A bill co-sponsored by Assemblywoman Eliana Pintor Marin to expand access to medical cannabis for all eligible patients in New Jersey was advanced through the Assembly Appropriations Committee Monday.
The bill (A-10) would revise the regulatory structure for New Jersey's medical cannabis program, shifting the primary administration from the Department of Health (DOH) to the Cannabis Regulatory Commission (CRC), which is to be formed under the adult-use cannabis bill currently advancing through the Legislature, as well as increase access to and expand licensure for medical cannabis.
“We are finally removing the burdensome restrictions in place for our state’s medical cannabis patients,” Pintor Marin said. “By doing this, we are ensuring that patients in New Jersey are able to receive the best care possible.”
Highlights of the bill include:
changing the term "debilitating medical condition," currently used to be eligible for medical cannabis to "qualifying medical condition," greatly expanding access for individuals in need of medical cannabis;
codifying conditions added by the Medical Marijuana Review Panel in January 2018, which would include chronic pain of musculoskeletal or nervous origin, anxiety, migraine, Tourette's Syndrome and menstrual pain;
amending requirements for authorizing medical cannabis for patients.

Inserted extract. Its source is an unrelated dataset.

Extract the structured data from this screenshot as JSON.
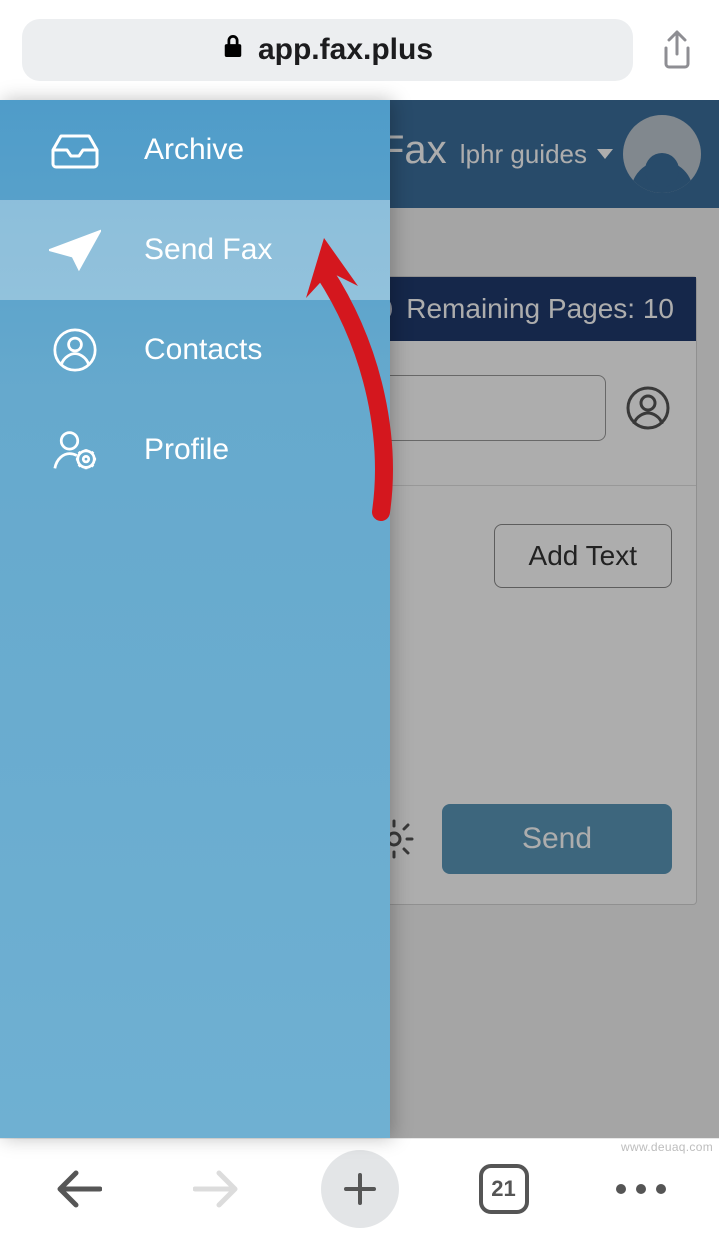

This legislation repeals the current requirements for physicians to "certify" patients for the medical use of cannabis and allows physician assistants and advanced practice nurses to authorize patients to use medical cannabis;
the establishment of three new basic permit types: Cultivator, Manufacturer and Dispensary, as well as a special integrated curriculum permit and clinical registrant permit, with twenty-five percent of permits dedicated to minorities, women and disabled veterans;
amending the requirement for a psychiatrist to approve a minor for medical cannabis to instead require approval from a board certified pediatric specialist, or physician assistant or advanced nurse practitioner with equivalent certification;
increasing eligible forms of medical cannabis to include transdermal forms, sublingual forms and tincture forms, as well as removing restrictions under current law for edibles for minors; additionally, the bill also explicitly includes "oils" in the list of edible forms;
the phasing out of the sales tax structure for medical cannabis, beginning at 5% for FY20 and FY21, 3% in FY22, 1% in FY23, and no tax commencing in FY24;
overhauling regulations on caregivers in order to allow them to provide the best care possible to medical cannabis patients; and
adding protections for patients, caregivers, physicians and alternative care centers to treat medical cannabis as any ordinary prescription medication.
The bill, which was cosponsored by Assembly Democrats Joe Danielsen, Herb Conaway, Andrew Zwicker, Joann Downey, Eric Houghtaling and Carol Murphy, now goes to the Assembly Speaker for further consideration.